There is little debate on the reality and consequences of the Israeli-Palestinian conflict. Jimmy Carter pointed out in his recent book, Palestine: Peace Not Apartheid, that the political debate about the policies of the Israeli government is much more open and lively in Israel than it is in the US. “There are constant and vehement political and media debates in Israel concerning its policies in the West Bank,” Carter claimed, “but because of powerful political, economic, and religious forces in the U.S., Israeli government decisions are rarely questioned or condemned, voices from Jerusalem dominate our media, and most American citizens are unaware of circumstances in the occupied territories.”
The solution to the conflict must not be based on Jewish, Christian, or Muslim prophecies that would only inflame hate and mistrust among the followers of the three religious traditions. It should, rather, be based on the prophetic principles cherished by the three religious traditions. It must be based on the shared commitment to the sanctity of human life, and the universally accepted principles of equal dignity, freedom of religion, democracy, and the rule of law.
Will prophetic principles triumph over self-styled and self-fulfilled prophecies? I do not know the answer, but I do not believe it is preordained as the fundamentalists of the three religions would like us to believe. I do, rather, believe that the answer to the question hinges on the actions of the members of the three communities. I do hope that people of reason and deep faith privilege the clear principles demanded by their religions and international conventions over vague prophecies interpreted by fallible and rationally limited and emotionally charged human beings.
Dr. Louay Safi serves as the executive director of ISNA Leadership Development Center, an Indiana based organization dedicated to enhancing leadership qualities and skills. He writes and lectures on issues relating to Islam and the West, democracy, human rights, leadership, and world peace. His commentaries are available at .
Source:and , by Louay Safi. Online Journal. April 28, 2008. Insight.
Dr. Safi did use the term "fundamentalists" in regards to Christianity.

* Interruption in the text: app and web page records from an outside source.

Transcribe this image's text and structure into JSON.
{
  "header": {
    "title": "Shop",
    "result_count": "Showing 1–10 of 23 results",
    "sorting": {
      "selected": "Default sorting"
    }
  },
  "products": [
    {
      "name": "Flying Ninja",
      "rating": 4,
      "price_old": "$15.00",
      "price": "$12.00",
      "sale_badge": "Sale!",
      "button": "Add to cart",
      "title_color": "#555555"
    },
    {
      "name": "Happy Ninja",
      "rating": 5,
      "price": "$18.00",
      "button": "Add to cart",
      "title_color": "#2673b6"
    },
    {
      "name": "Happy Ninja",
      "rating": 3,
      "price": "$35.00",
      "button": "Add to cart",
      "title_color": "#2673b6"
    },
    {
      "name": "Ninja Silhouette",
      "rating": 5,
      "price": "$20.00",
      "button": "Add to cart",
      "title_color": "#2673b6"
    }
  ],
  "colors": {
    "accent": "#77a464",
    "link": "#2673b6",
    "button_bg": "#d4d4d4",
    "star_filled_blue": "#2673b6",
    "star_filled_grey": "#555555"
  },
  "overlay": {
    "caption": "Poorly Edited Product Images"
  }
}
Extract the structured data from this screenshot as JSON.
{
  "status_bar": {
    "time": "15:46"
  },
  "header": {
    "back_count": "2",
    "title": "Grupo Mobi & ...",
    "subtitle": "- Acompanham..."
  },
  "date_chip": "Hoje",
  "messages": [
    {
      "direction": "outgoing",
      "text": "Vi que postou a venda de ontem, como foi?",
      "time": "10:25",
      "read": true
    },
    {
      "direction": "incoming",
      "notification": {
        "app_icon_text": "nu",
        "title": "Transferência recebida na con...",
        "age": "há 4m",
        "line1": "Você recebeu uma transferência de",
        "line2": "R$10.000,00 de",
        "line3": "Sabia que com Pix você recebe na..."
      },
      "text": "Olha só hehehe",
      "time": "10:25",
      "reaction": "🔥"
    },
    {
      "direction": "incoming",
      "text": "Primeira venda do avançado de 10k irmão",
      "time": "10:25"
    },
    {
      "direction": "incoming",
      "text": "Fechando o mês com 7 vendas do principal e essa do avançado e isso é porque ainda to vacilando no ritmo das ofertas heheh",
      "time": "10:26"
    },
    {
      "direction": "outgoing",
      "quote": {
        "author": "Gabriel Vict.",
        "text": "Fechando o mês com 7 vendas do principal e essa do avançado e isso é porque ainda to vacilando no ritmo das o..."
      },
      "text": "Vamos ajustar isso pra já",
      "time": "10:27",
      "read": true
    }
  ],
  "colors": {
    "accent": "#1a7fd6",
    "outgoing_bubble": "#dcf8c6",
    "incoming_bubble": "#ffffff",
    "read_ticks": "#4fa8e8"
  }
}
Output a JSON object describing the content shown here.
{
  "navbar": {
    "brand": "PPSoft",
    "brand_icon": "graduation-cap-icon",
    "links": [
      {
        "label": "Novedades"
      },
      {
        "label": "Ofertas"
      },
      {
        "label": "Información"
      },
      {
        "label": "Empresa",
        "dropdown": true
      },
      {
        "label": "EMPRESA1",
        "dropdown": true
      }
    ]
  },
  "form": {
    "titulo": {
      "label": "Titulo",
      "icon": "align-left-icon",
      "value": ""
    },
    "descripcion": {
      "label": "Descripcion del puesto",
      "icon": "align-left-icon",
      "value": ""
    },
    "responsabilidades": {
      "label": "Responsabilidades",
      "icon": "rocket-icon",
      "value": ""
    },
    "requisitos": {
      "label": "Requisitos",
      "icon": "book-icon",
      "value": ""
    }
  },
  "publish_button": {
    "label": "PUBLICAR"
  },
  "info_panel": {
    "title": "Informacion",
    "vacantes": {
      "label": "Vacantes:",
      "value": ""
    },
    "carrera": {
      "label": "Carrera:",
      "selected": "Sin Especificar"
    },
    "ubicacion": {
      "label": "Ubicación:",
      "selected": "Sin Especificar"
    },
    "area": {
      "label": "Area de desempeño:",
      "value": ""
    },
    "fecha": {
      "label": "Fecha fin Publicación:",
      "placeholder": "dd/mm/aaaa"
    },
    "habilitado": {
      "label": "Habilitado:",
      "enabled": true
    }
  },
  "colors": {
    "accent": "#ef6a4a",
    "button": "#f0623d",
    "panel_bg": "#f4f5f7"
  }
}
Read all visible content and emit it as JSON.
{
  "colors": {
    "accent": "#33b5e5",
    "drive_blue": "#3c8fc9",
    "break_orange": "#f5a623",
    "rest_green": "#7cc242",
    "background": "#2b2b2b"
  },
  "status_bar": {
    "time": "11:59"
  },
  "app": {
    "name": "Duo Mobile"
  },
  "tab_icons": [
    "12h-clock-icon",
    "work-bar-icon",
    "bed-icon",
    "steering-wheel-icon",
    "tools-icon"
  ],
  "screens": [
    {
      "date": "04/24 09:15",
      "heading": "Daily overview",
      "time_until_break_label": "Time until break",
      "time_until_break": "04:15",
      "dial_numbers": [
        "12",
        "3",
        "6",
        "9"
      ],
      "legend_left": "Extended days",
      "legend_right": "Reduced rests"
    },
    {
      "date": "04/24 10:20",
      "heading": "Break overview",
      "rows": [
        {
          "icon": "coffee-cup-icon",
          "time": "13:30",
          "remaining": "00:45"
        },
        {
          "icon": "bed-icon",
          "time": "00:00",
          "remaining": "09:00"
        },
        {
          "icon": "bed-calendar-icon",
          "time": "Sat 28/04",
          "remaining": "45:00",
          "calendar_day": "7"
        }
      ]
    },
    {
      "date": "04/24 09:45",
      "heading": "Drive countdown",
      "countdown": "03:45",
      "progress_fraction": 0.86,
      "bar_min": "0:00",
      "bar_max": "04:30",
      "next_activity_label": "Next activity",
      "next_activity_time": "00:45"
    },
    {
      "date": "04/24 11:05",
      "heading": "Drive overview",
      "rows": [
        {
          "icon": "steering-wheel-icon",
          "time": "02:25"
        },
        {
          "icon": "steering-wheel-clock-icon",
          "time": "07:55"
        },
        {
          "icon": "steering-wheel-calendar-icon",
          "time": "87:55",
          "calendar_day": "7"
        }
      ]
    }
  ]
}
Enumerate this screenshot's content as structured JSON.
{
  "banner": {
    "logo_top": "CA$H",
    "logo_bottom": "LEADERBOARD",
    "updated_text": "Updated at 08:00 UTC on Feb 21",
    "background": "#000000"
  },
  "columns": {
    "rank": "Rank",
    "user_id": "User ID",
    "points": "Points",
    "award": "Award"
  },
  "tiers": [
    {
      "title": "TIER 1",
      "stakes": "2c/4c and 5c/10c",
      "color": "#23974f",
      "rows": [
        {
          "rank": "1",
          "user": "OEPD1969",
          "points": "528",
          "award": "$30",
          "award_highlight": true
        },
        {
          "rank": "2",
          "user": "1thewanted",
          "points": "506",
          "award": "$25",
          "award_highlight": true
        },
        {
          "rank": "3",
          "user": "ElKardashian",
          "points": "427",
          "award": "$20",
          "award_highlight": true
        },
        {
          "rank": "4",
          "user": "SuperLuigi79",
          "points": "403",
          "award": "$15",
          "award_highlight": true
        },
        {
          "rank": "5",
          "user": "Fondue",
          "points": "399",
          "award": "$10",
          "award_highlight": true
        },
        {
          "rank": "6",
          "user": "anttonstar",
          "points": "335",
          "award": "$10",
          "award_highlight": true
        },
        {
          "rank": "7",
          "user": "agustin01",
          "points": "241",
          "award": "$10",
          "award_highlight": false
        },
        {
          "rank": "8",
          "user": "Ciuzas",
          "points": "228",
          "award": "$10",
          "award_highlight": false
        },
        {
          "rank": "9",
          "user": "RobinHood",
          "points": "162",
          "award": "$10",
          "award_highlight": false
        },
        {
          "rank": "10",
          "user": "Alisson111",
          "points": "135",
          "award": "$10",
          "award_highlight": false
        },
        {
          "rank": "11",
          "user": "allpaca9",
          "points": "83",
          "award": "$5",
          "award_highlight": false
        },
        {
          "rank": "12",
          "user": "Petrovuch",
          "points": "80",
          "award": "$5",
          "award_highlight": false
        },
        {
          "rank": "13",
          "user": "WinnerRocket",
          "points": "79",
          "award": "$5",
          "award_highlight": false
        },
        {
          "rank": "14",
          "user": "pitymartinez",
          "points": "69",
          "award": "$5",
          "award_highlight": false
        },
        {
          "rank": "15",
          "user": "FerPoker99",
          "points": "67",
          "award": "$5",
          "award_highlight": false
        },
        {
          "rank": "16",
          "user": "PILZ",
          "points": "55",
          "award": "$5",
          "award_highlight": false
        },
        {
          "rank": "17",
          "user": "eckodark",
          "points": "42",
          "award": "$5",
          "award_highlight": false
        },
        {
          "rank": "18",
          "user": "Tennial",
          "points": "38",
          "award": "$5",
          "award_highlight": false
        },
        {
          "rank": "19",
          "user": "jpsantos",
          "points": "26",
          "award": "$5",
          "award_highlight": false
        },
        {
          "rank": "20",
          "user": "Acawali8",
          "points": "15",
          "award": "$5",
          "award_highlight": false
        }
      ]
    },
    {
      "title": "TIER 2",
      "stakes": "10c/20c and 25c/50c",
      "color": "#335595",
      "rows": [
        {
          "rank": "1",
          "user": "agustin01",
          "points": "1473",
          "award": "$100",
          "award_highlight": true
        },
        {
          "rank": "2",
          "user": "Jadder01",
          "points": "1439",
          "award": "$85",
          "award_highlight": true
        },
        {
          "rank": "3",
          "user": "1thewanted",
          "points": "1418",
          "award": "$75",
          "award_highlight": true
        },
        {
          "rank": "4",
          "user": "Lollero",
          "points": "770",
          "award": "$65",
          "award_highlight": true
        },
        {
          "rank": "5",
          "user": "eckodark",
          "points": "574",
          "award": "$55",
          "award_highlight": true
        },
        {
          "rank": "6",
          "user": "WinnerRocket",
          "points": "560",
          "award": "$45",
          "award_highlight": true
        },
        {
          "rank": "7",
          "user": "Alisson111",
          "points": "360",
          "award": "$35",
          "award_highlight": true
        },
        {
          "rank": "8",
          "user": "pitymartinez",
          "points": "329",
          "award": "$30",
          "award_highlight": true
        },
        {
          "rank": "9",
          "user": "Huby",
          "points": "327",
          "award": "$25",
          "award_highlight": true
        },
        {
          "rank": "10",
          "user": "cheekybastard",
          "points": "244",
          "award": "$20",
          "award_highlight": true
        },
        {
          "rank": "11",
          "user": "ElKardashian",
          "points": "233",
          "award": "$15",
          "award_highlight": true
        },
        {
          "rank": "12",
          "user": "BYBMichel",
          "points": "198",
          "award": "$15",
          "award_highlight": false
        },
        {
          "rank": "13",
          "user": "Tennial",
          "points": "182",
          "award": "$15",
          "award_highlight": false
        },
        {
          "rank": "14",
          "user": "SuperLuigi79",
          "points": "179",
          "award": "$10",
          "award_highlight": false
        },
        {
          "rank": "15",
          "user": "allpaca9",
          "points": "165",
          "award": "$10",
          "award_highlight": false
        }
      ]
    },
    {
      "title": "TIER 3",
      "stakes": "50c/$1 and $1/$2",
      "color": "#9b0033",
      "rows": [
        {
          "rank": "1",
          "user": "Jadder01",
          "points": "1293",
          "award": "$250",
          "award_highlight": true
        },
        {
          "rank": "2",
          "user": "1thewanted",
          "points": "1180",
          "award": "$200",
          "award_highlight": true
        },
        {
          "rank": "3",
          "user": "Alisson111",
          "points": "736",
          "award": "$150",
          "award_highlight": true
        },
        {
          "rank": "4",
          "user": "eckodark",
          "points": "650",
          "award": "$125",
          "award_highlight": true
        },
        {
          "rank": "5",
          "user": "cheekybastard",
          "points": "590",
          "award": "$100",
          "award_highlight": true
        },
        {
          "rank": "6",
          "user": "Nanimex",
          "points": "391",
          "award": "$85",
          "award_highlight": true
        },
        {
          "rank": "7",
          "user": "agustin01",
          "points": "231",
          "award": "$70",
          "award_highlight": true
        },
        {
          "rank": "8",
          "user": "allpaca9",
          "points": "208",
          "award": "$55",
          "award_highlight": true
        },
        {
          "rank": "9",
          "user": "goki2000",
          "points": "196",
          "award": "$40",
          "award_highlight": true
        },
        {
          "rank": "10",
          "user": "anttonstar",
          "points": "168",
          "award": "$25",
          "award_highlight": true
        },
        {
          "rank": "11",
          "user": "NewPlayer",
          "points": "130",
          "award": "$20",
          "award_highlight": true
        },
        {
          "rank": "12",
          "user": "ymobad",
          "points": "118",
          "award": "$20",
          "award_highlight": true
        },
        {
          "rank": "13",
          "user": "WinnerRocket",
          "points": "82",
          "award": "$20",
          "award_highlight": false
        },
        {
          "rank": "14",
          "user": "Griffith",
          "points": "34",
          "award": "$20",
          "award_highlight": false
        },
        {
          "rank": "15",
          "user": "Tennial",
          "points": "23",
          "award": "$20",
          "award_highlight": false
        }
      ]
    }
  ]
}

The real prophecy of Christianity is not as expressed by the militant dominionists at all. It is entirely non-coercive. It is entirely peaceful on the part of Christians, by definition.
Jesus didn't come to bring peace but division and to save the world. He came to highlight the stark differences between those who are causing all the trouble (the greedy, violent, and sexually depraved) and the rest of humanity who hear his voice and know he is telling the truth.